Monday, August 8, 2011

What Will Happen When Most Don't Cook?



According to Richard Wrangham  in  Catching Fire  How Cooking Made us Human,  cooks are responsible for the changes that led to the development of modern humans from raw-food eating australopithecine ancestors.  Wrangham argues that because cooking unlocks nutrients from food making them more nutritious, (Apologies to raw food advocates who are happy to get few nutrients per unit mass of food consumed.) natural selection favored the survival of individuals who understood how to cook and, since knowing how to cook also means knowing how to use fire, these individuals were crucial in the development of technologies that depend on the controlled release of energy (in other words, all technology).  

If Wrangham is right, every one of us owes our human identity and genome to cooks. It also implies that people who don't cook are opting  out of an activity that is as much a part of what makes us human as the ability to walk up right, speak, make and use tools, anticipate future events and recall and analyze the past. And since the number of people in Western industrial and post-industrial cultures have been abandoning cooking for decades in favor of food cooked by others and machines, one really has to wonder what the long term effect on human evolution  is going to be if the trend continues unabated. 










3 comments:

PrairieGarden-Liane said...

Hopefully the recent interest in growing our own vegetables and/or purchasing organic continues to grow.

After reading your post I can't stop thinking of Charlton Heston and Soylent Green.

Gary Allen said...

Harold McGee wrote an article, years ago (in the now defunct Journal of Gastronomy) about why we developed a taste for cooked food.

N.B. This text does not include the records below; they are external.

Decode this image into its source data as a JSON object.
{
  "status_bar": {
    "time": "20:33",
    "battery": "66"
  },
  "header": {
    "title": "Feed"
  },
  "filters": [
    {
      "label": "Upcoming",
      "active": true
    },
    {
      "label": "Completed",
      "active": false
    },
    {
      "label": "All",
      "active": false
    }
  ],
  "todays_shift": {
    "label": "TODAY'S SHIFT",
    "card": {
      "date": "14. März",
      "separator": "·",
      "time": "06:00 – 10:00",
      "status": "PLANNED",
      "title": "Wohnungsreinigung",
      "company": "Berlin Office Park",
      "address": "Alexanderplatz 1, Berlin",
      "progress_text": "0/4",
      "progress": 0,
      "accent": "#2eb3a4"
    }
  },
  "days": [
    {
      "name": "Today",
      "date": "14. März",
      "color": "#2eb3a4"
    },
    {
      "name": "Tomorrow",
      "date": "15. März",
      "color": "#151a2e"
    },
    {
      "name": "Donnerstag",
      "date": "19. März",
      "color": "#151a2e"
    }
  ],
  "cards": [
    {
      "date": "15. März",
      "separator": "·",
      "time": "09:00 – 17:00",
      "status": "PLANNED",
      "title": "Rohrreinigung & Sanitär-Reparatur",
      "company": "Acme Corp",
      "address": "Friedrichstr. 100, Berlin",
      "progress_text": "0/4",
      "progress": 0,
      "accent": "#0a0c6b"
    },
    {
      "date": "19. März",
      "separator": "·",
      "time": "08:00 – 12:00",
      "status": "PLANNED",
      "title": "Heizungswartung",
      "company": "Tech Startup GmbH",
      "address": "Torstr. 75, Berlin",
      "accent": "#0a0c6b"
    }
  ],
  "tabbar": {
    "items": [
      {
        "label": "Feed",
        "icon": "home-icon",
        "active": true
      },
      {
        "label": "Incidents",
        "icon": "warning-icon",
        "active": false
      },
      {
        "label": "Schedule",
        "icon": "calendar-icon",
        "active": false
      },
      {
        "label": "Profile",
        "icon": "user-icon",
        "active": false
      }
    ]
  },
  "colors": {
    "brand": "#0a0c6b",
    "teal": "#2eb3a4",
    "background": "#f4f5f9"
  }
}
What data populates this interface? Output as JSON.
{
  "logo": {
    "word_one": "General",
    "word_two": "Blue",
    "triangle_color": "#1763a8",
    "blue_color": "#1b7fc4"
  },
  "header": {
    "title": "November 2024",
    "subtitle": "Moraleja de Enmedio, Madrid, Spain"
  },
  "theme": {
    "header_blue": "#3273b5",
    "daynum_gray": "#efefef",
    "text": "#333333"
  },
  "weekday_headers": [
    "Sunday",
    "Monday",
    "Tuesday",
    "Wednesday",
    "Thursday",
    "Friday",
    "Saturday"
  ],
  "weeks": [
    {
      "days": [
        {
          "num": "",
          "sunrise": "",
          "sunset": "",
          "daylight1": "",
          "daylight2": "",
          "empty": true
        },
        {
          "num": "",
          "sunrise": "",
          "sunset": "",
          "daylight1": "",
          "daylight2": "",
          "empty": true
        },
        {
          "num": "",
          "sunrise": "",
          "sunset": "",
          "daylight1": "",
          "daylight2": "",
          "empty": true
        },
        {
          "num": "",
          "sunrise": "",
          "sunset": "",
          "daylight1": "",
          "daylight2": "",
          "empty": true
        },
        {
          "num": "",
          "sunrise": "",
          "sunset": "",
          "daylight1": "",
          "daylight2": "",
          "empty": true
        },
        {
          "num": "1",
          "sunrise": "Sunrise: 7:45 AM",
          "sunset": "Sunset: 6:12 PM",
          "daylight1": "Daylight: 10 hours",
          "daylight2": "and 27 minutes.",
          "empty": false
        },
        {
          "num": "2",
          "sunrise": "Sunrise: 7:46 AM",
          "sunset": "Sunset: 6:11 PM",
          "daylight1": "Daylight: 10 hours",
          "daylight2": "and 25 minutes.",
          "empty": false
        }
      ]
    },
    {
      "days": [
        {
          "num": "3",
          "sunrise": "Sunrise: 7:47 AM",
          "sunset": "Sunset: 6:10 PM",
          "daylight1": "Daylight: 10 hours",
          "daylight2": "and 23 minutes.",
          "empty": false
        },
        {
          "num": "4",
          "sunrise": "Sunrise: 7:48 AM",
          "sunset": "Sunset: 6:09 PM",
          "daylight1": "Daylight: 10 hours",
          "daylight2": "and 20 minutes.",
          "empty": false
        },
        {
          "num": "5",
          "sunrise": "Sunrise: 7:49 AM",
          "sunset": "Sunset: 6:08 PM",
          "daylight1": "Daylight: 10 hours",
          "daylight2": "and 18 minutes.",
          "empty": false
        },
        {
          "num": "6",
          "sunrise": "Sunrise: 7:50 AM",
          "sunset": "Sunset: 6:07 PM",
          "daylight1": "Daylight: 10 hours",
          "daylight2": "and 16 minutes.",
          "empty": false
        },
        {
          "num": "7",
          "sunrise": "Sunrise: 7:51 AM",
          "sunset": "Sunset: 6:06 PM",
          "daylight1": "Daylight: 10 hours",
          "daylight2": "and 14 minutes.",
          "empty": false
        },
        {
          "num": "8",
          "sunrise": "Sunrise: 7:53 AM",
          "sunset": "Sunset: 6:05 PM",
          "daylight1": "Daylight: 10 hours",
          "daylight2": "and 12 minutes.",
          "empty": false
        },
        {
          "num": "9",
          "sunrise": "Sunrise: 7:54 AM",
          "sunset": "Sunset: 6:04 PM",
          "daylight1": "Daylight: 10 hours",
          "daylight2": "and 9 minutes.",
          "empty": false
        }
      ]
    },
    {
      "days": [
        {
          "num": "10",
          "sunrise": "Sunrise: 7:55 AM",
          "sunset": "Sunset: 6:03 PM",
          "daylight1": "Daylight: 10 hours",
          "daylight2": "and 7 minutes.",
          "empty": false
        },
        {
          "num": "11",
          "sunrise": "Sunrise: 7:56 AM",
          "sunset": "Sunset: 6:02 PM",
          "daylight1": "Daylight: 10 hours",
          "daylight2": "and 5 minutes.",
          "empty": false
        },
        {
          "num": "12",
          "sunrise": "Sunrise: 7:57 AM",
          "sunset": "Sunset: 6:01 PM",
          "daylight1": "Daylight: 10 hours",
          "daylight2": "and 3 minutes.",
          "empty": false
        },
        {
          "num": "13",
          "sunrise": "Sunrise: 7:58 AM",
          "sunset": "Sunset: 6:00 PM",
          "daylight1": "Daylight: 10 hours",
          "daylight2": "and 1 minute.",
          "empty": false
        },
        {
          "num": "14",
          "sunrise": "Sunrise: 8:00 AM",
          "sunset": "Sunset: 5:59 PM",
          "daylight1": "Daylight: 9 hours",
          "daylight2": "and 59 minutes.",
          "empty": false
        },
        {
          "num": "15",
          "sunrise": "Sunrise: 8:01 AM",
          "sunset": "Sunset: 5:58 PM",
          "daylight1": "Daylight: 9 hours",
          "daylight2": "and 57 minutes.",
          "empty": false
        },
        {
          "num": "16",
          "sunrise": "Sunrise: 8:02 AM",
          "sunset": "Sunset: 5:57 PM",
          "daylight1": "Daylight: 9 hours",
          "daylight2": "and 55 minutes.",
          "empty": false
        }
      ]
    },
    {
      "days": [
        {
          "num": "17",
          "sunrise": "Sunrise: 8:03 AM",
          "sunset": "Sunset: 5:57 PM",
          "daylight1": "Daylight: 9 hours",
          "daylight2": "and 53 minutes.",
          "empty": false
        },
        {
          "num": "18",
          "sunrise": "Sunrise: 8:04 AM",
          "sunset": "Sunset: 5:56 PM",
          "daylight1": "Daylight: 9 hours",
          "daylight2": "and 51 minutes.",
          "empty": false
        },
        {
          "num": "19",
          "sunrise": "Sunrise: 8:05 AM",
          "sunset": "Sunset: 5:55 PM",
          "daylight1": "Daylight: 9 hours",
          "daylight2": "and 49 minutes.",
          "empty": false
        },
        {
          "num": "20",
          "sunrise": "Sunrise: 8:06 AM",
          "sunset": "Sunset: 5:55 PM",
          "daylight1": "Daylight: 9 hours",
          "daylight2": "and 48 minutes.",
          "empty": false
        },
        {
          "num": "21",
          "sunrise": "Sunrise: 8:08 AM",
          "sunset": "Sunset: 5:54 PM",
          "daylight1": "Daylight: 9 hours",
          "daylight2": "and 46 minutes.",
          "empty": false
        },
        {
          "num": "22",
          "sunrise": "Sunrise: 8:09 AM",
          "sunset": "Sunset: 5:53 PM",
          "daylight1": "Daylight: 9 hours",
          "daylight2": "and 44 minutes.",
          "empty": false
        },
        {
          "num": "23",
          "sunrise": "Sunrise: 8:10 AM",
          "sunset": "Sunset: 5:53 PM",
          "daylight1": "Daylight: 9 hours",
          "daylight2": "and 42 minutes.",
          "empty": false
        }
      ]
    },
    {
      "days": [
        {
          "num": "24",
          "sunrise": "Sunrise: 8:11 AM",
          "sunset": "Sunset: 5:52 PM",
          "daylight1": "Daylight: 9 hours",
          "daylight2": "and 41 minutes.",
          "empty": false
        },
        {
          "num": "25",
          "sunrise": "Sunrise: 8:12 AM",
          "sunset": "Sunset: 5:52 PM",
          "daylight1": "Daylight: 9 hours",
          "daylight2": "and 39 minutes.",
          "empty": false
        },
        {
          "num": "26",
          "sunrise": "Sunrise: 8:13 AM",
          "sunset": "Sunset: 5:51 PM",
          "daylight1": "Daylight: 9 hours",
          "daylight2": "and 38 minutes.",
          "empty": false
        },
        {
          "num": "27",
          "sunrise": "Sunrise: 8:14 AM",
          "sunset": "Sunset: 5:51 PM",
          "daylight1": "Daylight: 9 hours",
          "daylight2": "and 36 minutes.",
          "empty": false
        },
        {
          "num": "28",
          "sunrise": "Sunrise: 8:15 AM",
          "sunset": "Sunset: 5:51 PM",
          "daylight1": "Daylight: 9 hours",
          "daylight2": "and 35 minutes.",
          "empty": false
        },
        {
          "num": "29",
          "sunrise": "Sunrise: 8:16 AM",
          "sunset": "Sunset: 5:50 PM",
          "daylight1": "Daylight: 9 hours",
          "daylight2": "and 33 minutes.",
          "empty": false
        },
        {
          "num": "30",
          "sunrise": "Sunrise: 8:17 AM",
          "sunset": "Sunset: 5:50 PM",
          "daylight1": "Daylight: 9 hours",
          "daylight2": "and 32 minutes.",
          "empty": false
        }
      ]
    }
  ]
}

The gist, as I remember it, is that cooking creates many new flavor compounds than exist in raw food, and that complex flavors are one of the signals that foods (like fruit) have achieved ripeness -- an evolutionary advantage for a creatures that need to get the most nutrition from the things they eat.

Sarah said...

The way some people cook, perhaps this is a good thing.